What the task asks:
Omit the pictures, then write out every entry exactly as it reads.

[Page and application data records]
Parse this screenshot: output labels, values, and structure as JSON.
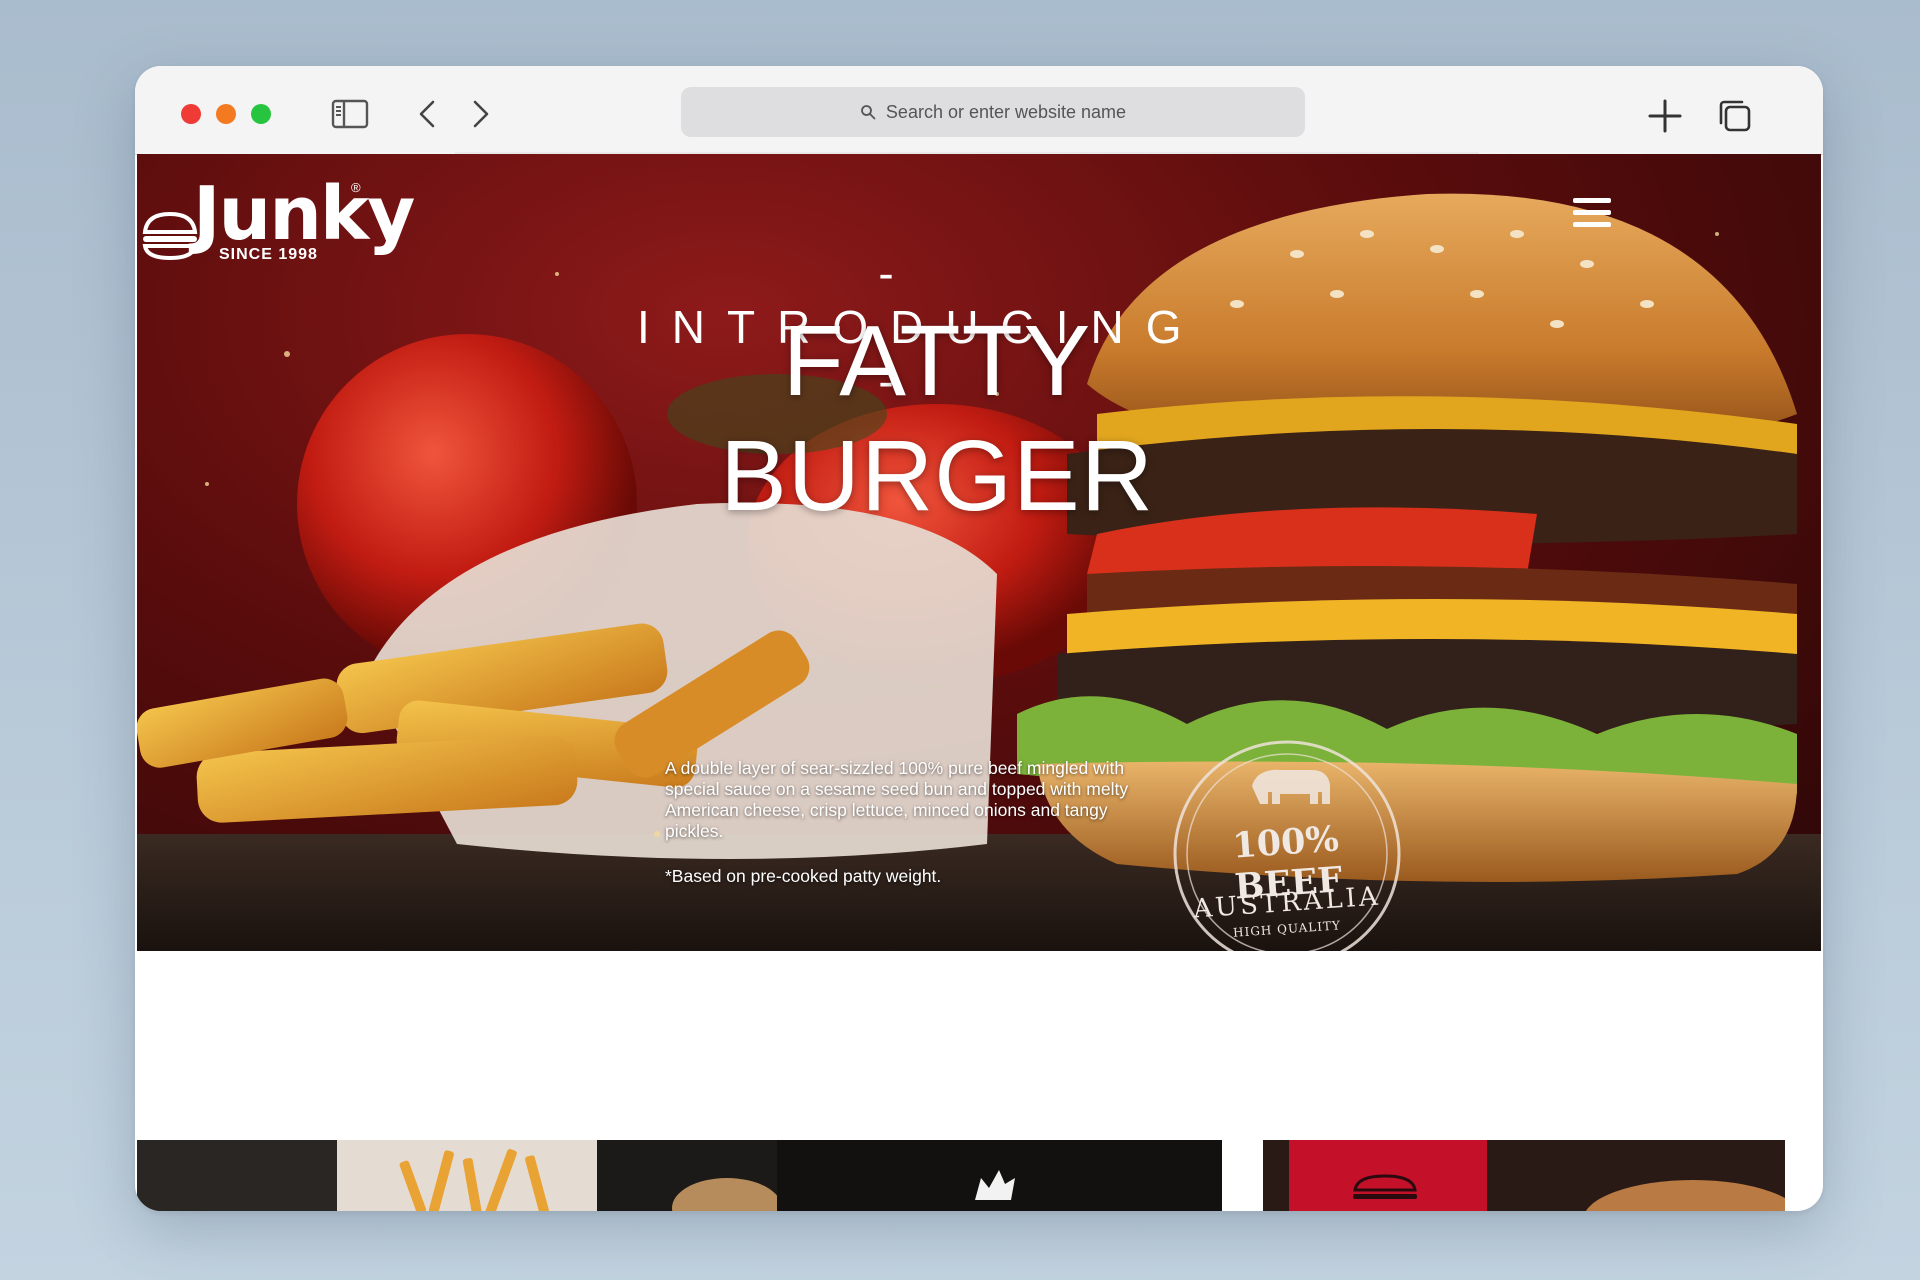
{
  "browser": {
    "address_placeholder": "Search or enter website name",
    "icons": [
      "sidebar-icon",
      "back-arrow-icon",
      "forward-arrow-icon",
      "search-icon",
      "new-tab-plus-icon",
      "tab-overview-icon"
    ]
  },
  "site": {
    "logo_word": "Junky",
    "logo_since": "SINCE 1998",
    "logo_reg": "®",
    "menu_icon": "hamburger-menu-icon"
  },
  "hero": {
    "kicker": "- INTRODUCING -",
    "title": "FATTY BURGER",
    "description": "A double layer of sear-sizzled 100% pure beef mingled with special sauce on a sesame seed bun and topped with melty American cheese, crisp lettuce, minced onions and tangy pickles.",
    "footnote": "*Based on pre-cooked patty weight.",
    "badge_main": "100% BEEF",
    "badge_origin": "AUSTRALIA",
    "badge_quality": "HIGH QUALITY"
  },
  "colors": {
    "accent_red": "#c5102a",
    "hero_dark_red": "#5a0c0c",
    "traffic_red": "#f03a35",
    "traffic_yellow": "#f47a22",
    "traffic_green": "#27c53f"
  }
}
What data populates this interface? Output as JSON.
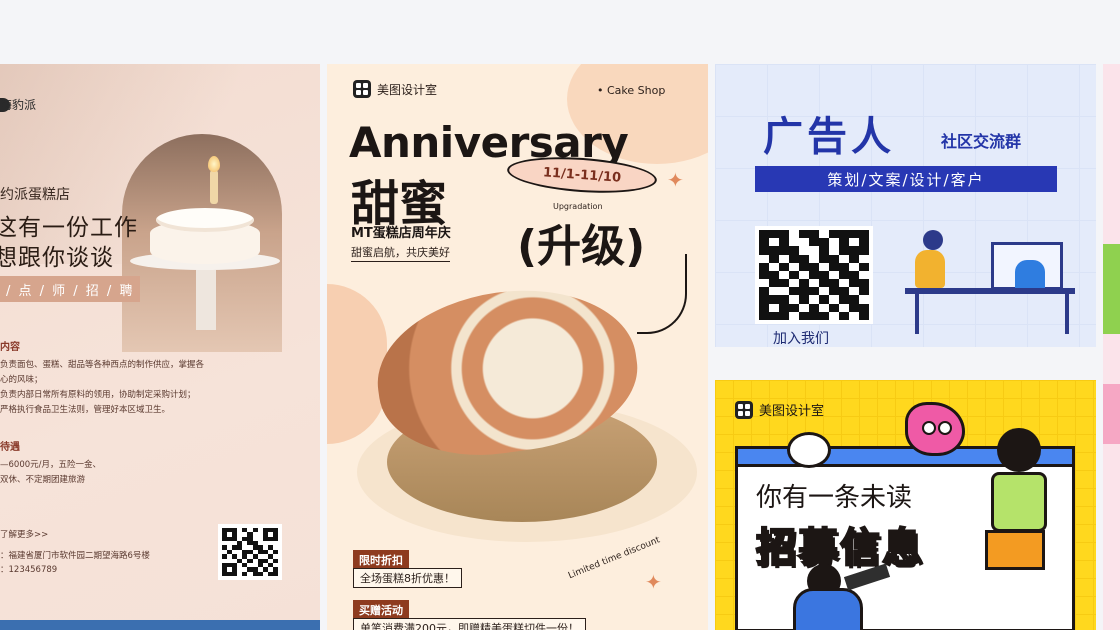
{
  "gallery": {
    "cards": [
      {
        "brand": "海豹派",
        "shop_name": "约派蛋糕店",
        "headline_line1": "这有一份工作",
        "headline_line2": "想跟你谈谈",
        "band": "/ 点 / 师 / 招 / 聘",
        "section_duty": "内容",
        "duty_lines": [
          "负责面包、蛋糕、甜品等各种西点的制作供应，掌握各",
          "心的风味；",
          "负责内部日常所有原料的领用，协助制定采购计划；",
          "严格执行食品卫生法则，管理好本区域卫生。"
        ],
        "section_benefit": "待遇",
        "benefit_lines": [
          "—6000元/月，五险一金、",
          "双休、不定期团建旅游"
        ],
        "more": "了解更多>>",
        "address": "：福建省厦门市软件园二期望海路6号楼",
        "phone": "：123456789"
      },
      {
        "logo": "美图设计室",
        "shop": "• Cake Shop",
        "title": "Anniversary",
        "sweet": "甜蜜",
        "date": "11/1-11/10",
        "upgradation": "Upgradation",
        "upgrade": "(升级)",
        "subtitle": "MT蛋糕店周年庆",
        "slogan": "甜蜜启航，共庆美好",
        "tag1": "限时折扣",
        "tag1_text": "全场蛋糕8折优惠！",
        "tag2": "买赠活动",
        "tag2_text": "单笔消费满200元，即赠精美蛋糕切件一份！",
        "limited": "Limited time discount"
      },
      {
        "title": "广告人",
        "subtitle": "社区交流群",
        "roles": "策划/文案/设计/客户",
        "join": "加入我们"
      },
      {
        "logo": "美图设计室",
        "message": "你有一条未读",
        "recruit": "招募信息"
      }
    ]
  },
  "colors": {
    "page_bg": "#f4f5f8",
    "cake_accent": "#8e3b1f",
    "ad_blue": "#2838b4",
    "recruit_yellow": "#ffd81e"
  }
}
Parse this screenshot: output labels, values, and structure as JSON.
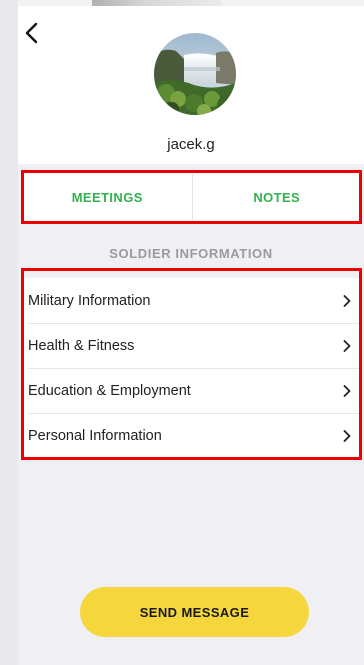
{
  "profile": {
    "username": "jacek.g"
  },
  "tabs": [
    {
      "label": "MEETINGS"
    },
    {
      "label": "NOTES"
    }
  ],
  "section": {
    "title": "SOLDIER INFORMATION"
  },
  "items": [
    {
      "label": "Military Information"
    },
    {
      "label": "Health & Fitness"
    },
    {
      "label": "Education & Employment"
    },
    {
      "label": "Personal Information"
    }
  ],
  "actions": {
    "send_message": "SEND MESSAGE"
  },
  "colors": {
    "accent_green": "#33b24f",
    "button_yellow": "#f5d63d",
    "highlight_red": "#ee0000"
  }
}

Final answer:
Parse this screenshot: output labels, values, and structure as JSON.
{
  "browser": {
    "address_placeholder": "Search or enter website name",
    "icons": [
      "sidebar-icon",
      "back-arrow-icon",
      "forward-arrow-icon",
      "search-icon",
      "new-tab-plus-icon",
      "tab-overview-icon"
    ]
  },
  "site": {
    "logo_word": "Junky",
    "logo_since": "SINCE 1998",
    "logo_reg": "®",
    "menu_icon": "hamburger-menu-icon"
  },
  "hero": {
    "kicker": "- INTRODUCING -",
    "title": "FATTY BURGER",
    "description": "A double layer of sear-sizzled 100% pure beef mingled with special sauce on a sesame seed bun and topped with melty American cheese, crisp lettuce, minced onions and tangy pickles.",
    "footnote": "*Based on pre-cooked patty weight.",
    "badge_main": "100% BEEF",
    "badge_origin": "AUSTRALIA",
    "badge_quality": "HIGH QUALITY"
  },
  "colors": {
    "accent_red": "#c5102a",
    "hero_dark_red": "#5a0c0c",
    "traffic_red": "#f03a35",
    "traffic_yellow": "#f47a22",
    "traffic_green": "#27c53f"
  }
}
What data populates this interface? Output as JSON.
{
  "gallery": {
    "cards": [
      {
        "brand": "海豹派",
        "shop_name": "约派蛋糕店",
        "headline_line1": "这有一份工作",
        "headline_line2": "想跟你谈谈",
        "band": "/ 点 / 师 / 招 / 聘",
        "section_duty": "内容",
        "duty_lines": [
          "负责面包、蛋糕、甜品等各种西点的制作供应，掌握各",
          "心的风味；",
          "负责内部日常所有原料的领用，协助制定采购计划；",
          "严格执行食品卫生法则，管理好本区域卫生。"
        ],
        "section_benefit": "待遇",
        "benefit_lines": [
          "—6000元/月，五险一金、",
          "双休、不定期团建旅游"
        ],
        "more": "了解更多>>",
        "address": "：福建省厦门市软件园二期望海路6号楼",
        "phone": "：123456789"
      },
      {
        "logo": "美图设计室",
        "shop": "• Cake Shop",
        "title": "Anniversary",
        "sweet": "甜蜜",
        "date": "11/1-11/10",
        "upgradation": "Upgradation",
        "upgrade": "(升级)",
        "subtitle": "MT蛋糕店周年庆",
        "slogan": "甜蜜启航，共庆美好",
        "tag1": "限时折扣",
        "tag1_text": "全场蛋糕8折优惠！",
        "tag2": "买赠活动",
        "tag2_text": "单笔消费满200元，即赠精美蛋糕切件一份！",
        "limited": "Limited time discount"
      },
      {
        "title": "广告人",
        "subtitle": "社区交流群",
        "roles": "策划/文案/设计/客户",
        "join": "加入我们"
      },
      {
        "logo": "美图设计室",
        "message": "你有一条未读",
        "recruit": "招募信息"
      }
    ]
  },
  "colors": {
    "page_bg": "#f4f5f8",
    "cake_accent": "#8e3b1f",
    "ad_blue": "#2838b4",
    "recruit_yellow": "#ffd81e"
  }
}
Parse this screenshot: output labels, values, and structure as JSON.
{
  "profile": {
    "username": "jacek.g"
  },
  "tabs": [
    {
      "label": "MEETINGS"
    },
    {
      "label": "NOTES"
    }
  ],
  "section": {
    "title": "SOLDIER INFORMATION"
  },
  "items": [
    {
      "label": "Military Information"
    },
    {
      "label": "Health & Fitness"
    },
    {
      "label": "Education & Employment"
    },
    {
      "label": "Personal Information"
    }
  ],
  "actions": {
    "send_message": "SEND MESSAGE"
  },
  "colors": {
    "accent_green": "#33b24f",
    "button_yellow": "#f5d63d",
    "highlight_red": "#ee0000"
  }
}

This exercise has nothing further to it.